**TRY IT**
Find the lines of the listing that contain the string "Silver", and return them.

══ GIVEN DATA

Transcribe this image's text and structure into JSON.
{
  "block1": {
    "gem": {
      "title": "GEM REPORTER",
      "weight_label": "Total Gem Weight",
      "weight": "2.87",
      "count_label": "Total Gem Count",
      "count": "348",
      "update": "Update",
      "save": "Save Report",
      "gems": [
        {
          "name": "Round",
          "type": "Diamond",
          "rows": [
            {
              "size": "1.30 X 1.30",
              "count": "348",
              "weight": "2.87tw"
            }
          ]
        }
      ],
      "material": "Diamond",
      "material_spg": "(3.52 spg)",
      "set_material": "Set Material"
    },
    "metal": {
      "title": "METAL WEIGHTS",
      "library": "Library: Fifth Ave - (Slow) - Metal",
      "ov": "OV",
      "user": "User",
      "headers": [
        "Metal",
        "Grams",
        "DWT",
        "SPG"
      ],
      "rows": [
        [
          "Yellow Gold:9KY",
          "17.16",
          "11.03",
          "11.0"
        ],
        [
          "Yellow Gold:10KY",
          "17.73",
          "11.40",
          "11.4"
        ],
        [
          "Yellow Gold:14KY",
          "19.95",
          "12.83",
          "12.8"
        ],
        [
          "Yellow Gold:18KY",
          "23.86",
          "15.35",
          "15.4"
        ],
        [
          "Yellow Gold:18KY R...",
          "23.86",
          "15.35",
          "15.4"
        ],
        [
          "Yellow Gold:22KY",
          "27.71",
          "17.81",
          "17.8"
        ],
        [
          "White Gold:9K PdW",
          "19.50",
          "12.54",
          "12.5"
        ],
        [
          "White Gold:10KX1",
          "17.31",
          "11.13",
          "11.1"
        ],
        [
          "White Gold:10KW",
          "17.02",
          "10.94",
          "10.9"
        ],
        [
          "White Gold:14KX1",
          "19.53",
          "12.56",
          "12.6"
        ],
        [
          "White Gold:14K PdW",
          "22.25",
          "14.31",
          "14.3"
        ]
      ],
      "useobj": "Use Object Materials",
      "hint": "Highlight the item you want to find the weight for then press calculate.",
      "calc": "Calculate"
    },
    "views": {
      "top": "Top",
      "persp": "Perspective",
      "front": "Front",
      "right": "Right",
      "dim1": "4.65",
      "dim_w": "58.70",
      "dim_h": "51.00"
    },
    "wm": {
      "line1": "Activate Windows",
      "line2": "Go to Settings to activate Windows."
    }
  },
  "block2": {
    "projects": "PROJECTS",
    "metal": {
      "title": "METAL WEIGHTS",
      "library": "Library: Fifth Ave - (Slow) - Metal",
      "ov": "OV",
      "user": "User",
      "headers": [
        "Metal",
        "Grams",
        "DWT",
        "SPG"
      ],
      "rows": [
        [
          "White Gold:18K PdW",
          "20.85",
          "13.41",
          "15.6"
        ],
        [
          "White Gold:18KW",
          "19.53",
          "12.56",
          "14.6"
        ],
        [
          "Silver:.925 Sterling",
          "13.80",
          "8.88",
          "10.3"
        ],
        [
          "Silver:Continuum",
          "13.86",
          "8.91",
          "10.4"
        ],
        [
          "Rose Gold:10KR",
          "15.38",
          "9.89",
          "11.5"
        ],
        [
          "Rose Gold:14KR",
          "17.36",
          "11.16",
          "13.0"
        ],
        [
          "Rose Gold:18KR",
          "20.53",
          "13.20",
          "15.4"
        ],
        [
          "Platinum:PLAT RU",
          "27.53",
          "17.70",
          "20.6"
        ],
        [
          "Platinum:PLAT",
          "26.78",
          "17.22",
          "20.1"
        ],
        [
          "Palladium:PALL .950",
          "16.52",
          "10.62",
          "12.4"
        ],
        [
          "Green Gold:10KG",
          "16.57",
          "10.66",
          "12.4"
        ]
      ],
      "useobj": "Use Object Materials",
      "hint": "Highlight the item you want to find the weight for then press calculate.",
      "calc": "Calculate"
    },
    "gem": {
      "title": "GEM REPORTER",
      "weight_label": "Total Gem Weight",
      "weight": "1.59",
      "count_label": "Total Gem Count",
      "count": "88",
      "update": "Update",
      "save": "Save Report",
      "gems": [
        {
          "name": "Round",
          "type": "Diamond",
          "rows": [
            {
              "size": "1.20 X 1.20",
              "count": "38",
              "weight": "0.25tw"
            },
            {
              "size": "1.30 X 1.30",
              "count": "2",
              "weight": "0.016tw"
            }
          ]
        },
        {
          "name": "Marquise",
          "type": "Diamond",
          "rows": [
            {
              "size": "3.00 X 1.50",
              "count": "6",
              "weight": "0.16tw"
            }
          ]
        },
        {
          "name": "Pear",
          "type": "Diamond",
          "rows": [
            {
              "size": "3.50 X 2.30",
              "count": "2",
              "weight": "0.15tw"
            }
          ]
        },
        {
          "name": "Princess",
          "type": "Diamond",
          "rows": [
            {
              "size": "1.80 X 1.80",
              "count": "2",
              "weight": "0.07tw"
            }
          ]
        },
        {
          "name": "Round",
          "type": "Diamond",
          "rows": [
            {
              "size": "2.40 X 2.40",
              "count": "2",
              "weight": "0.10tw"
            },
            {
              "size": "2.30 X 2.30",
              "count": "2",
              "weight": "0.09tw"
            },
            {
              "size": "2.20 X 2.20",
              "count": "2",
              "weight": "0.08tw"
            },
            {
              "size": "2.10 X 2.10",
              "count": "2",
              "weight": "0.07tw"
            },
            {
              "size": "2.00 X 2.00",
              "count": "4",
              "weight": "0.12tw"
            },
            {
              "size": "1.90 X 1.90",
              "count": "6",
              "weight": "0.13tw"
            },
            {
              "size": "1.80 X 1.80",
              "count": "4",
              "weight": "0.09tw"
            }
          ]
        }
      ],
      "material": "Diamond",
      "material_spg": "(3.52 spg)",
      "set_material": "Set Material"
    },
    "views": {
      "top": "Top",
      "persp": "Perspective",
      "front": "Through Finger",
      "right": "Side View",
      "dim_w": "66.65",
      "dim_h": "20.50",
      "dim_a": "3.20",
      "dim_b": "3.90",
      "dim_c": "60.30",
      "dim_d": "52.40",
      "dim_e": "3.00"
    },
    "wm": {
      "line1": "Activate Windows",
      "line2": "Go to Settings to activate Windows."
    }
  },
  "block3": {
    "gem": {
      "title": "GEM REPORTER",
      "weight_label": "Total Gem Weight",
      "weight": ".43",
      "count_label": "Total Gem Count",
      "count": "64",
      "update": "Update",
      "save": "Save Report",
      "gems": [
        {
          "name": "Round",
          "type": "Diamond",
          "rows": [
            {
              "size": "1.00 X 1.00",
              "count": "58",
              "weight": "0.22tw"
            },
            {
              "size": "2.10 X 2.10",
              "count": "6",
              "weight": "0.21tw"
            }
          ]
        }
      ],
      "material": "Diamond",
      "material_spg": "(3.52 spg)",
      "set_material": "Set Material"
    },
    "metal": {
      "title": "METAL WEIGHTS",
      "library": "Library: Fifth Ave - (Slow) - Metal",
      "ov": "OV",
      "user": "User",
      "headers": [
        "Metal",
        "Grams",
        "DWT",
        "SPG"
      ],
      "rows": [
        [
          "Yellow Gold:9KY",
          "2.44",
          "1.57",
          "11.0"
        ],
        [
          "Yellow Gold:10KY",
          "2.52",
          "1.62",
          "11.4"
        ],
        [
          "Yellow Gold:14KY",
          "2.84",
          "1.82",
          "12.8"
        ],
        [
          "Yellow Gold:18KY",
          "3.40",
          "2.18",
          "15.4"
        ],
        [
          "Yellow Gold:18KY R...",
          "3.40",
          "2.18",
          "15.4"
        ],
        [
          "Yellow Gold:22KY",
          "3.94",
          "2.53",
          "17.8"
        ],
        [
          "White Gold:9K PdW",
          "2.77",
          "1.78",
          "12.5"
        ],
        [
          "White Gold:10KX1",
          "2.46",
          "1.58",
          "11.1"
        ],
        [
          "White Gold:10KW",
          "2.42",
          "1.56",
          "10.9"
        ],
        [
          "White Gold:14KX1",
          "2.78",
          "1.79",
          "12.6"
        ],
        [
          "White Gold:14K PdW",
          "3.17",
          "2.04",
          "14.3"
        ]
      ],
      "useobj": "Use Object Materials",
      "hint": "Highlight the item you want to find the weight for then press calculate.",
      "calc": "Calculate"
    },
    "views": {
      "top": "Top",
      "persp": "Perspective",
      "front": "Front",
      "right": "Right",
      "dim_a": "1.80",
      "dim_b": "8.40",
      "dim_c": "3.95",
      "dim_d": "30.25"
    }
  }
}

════

**EXERCISE RESPONSE**
          "Silver:.925 Sterling",
          "Silver:Continuum",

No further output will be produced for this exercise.